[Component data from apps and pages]

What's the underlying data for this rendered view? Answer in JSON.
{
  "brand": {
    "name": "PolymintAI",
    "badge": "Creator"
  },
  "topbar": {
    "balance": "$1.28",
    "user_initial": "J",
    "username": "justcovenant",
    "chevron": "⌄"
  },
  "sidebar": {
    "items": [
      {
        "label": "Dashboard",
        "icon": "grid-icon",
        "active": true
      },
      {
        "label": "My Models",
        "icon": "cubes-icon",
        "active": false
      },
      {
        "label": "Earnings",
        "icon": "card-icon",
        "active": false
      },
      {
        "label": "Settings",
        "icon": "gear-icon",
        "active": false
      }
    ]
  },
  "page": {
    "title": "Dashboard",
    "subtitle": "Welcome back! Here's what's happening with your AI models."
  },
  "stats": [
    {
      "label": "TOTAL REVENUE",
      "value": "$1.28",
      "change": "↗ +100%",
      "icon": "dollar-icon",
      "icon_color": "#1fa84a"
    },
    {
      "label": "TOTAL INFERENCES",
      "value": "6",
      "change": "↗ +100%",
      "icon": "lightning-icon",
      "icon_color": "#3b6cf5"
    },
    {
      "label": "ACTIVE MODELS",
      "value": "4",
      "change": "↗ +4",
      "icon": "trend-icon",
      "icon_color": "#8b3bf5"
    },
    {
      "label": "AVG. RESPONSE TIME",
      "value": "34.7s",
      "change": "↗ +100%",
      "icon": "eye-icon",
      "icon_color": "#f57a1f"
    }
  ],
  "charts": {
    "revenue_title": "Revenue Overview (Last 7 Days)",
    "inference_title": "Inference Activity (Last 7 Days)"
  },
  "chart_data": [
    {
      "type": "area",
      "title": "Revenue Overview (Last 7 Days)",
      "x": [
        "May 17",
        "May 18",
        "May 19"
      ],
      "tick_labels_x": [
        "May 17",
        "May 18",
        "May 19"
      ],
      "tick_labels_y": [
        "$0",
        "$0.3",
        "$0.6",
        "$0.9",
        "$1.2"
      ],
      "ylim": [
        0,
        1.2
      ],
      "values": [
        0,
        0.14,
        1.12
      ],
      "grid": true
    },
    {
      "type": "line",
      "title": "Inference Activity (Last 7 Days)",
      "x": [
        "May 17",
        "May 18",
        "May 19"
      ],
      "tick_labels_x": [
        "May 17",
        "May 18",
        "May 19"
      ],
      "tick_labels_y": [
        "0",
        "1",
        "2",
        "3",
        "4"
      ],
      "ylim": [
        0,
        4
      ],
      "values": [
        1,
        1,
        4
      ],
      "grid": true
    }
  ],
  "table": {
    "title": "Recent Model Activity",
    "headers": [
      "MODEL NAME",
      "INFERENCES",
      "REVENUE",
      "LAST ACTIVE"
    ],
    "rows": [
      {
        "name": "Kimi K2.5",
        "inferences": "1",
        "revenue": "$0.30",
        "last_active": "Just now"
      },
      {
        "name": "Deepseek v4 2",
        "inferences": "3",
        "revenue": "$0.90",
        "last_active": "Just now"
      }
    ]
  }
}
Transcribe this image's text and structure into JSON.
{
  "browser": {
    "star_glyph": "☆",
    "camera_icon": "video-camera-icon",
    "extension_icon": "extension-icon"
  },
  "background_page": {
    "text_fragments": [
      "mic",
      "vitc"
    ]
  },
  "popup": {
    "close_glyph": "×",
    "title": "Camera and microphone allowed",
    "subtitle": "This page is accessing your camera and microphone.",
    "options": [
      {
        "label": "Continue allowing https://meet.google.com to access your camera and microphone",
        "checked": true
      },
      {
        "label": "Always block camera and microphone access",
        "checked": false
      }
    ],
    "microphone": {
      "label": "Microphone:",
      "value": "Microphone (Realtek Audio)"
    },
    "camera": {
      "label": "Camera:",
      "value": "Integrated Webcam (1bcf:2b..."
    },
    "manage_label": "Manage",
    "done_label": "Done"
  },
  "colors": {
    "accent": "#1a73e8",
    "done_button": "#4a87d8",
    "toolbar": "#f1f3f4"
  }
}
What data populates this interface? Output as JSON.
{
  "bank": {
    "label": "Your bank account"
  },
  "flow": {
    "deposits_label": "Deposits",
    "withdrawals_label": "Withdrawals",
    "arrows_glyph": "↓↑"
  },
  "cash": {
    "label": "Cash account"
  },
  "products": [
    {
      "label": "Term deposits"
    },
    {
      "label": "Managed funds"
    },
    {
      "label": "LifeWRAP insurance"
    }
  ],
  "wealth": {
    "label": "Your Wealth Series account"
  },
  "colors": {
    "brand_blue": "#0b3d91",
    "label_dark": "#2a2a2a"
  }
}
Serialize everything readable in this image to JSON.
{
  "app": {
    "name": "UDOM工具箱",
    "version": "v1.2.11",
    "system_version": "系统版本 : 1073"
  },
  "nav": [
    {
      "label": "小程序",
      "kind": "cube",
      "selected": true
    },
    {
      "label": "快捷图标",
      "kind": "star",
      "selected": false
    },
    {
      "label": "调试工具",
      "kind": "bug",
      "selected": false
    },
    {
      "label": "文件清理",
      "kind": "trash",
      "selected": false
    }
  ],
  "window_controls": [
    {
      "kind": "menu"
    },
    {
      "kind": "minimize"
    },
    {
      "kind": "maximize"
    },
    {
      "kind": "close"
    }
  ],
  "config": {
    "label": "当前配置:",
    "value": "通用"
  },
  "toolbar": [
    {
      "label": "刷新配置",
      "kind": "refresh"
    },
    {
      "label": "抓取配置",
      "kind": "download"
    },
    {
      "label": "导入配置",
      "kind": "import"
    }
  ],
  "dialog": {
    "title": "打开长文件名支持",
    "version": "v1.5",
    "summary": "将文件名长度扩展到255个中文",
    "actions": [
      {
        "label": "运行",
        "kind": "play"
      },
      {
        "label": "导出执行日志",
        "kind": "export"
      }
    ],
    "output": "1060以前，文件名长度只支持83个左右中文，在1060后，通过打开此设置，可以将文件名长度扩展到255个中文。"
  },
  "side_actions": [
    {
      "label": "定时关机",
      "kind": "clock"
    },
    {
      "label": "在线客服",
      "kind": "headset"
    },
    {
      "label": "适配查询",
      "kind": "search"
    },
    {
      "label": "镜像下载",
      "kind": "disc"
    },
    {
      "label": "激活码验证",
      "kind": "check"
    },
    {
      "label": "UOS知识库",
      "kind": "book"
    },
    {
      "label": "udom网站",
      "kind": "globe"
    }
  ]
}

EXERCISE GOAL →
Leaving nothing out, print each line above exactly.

ANSWER AREA →
What's the underlying data for this rendered view? Answer in JSON.
{
  "brand": {
    "name": "PolymintAI",
    "badge": "Creator"
  },
  "topbar": {
    "balance": "$1.28",
    "user_initial": "J",
    "username": "justcovenant",
    "chevron": "⌄"
  },
  "sidebar": {
    "items": [
      {
        "label": "Dashboard",
        "icon": "grid-icon",
        "active": true
      },
      {
        "label": "My Models",
        "icon": "cubes-icon",
        "active": false
      },
      {
        "label": "Earnings",
        "icon": "card-icon",
        "active": false
      },
      {
        "label": "Settings",
        "icon": "gear-icon",
        "active": false
      }
    ]
  },
  "page": {
    "title": "Dashboard",
    "subtitle": "Welcome back! Here's what's happening with your AI models."
  },
  "stats": [
    {
      "label": "TOTAL REVENUE",
      "value": "$1.28",
      "change": "↗ +100%",
      "icon": "dollar-icon",
      "icon_color": "#1fa84a"
    },
    {
      "label": "TOTAL INFERENCES",
      "value": "6",
      "change": "↗ +100%",
      "icon": "lightning-icon",
      "icon_color": "#3b6cf5"
    },
    {
      "label": "ACTIVE MODELS",
      "value": "4",
      "change": "↗ +4",
      "icon": "trend-icon",
      "icon_color": "#8b3bf5"
    },
    {
      "label": "AVG. RESPONSE TIME",
      "value": "34.7s",
      "change": "↗ +100%",
      "icon": "eye-icon",
      "icon_color": "#f57a1f"
    }
  ],
  "charts": {
    "revenue_title": "Revenue Overview (Last 7 Days)",
    "inference_title": "Inference Activity (Last 7 Days)"
  },
  "chart_data": [
    {
      "type": "area",
      "title": "Revenue Overview (Last 7 Days)",
      "x": [
        "May 17",
        "May 18",
        "May 19"
      ],
      "tick_labels_x": [
        "May 17",
        "May 18",
        "May 19"
      ],
      "tick_labels_y": [
        "$0",
        "$0.3",
        "$0.6",
        "$0.9",
        "$1.2"
      ],
      "ylim": [
        0,
        1.2
      ],
      "values": [
        0,
        0.14,
        1.12
      ],
      "grid": true
    },
    {
      "type": "line",
      "title": "Inference Activity (Last 7 Days)",
      "x": [
        "May 17",
        "May 18",
        "May 19"
      ],
      "tick_labels_x": [
        "May 17",
        "May 18",
        "May 19"
      ],
      "tick_labels_y": [
        "0",
        "1",
        "2",
        "3",
        "4"
      ],
      "ylim": [
        0,
        4
      ],
      "values": [
        1,
        1,
        4
      ],
      "grid": true
    }
  ],
  "table": {
    "title": "Recent Model Activity",
    "headers": [
      "MODEL NAME",
      "INFERENCES",
      "REVENUE",
      "LAST ACTIVE"
    ],
    "rows": [
      {
        "name": "Kimi K2.5",
        "inferences": "1",
        "revenue": "$0.30",
        "last_active": "Just now"
      },
      {
        "name": "Deepseek v4 2",
        "inferences": "3",
        "revenue": "$0.90",
        "last_active": "Just now"
      }
    ]
  }
}
Transcribe this image's text and structure into JSON.
{
  "browser": {
    "star_glyph": "☆",
    "camera_icon": "video-camera-icon",
    "extension_icon": "extension-icon"
  },
  "background_page": {
    "text_fragments": [
      "mic",
      "vitc"
    ]
  },
  "popup": {
    "close_glyph": "×",
    "title": "Camera and microphone allowed",
    "subtitle": "This page is accessing your camera and microphone.",
    "options": [
      {
        "label": "Continue allowing https://meet.google.com to access your camera and microphone",
        "checked": true
      },
      {
        "label": "Always block camera and microphone access",
        "checked": false
      }
    ],
    "microphone": {
      "label": "Microphone:",
      "value": "Microphone (Realtek Audio)"
    },
    "camera": {
      "label": "Camera:",
      "value": "Integrated Webcam (1bcf:2b..."
    },
    "manage_label": "Manage",
    "done_label": "Done"
  },
  "colors": {
    "accent": "#1a73e8",
    "done_button": "#4a87d8",
    "toolbar": "#f1f3f4"
  }
}
What data populates this interface? Output as JSON.
{
  "bank": {
    "label": "Your bank account"
  },
  "flow": {
    "deposits_label": "Deposits",
    "withdrawals_label": "Withdrawals",
    "arrows_glyph": "↓↑"
  },
  "cash": {
    "label": "Cash account"
  },
  "products": [
    {
      "label": "Term deposits"
    },
    {
      "label": "Managed funds"
    },
    {
      "label": "LifeWRAP insurance"
    }
  ],
  "wealth": {
    "label": "Your Wealth Series account"
  },
  "colors": {
    "brand_blue": "#0b3d91",
    "label_dark": "#2a2a2a"
  }
}
Serialize everything readable in this image to JSON.
{
  "app": {
    "name": "UDOM工具箱",
    "version": "v1.2.11",
    "system_version": "系统版本 : 1073"
  },
  "nav": [
    {
      "label": "小程序",
      "kind": "cube",
      "selected": true
    },
    {
      "label": "快捷图标",
      "kind": "star",
      "selected": false
    },
    {
      "label": "调试工具",
      "kind": "bug",
      "selected": false
    },
    {
      "label": "文件清理",
      "kind": "trash",
      "selected": false
    }
  ],
  "window_controls": [
    {
      "kind": "menu"
    },
    {
      "kind": "minimize"
    },
    {
      "kind": "maximize"
    },
    {
      "kind": "close"
    }
  ],
  "config": {
    "label": "当前配置:",
    "value": "通用"
  },
  "toolbar": [
    {
      "label": "刷新配置",
      "kind": "refresh"
    },
    {
      "label": "抓取配置",
      "kind": "download"
    },
    {
      "label": "导入配置",
      "kind": "import"
    }
  ],
  "dialog": {
    "title": "打开长文件名支持",
    "version": "v1.5",
    "summary": "将文件名长度扩展到255个中文",
    "actions": [
      {
        "label": "运行",
        "kind": "play"
      },
      {
        "label": "导出执行日志",
        "kind": "export"
      }
    ],
    "output": "1060以前，文件名长度只支持83个左右中文，在1060后，通过打开此设置，可以将文件名长度扩展到255个中文。"
  },
  "side_actions": [
    {
      "label": "定时关机",
      "kind": "clock"
    },
    {
      "label": "在线客服",
      "kind": "headset"
    },
    {
      "label": "适配查询",
      "kind": "search"
    },
    {
      "label": "镜像下载",
      "kind": "disc"
    },
    {
      "label": "激活码验证",
      "kind": "check"
    },
    {
      "label": "UOS知识库",
      "kind": "book"
    },
    {
      "label": "udom网站",
      "kind": "globe"
    }
  ]
}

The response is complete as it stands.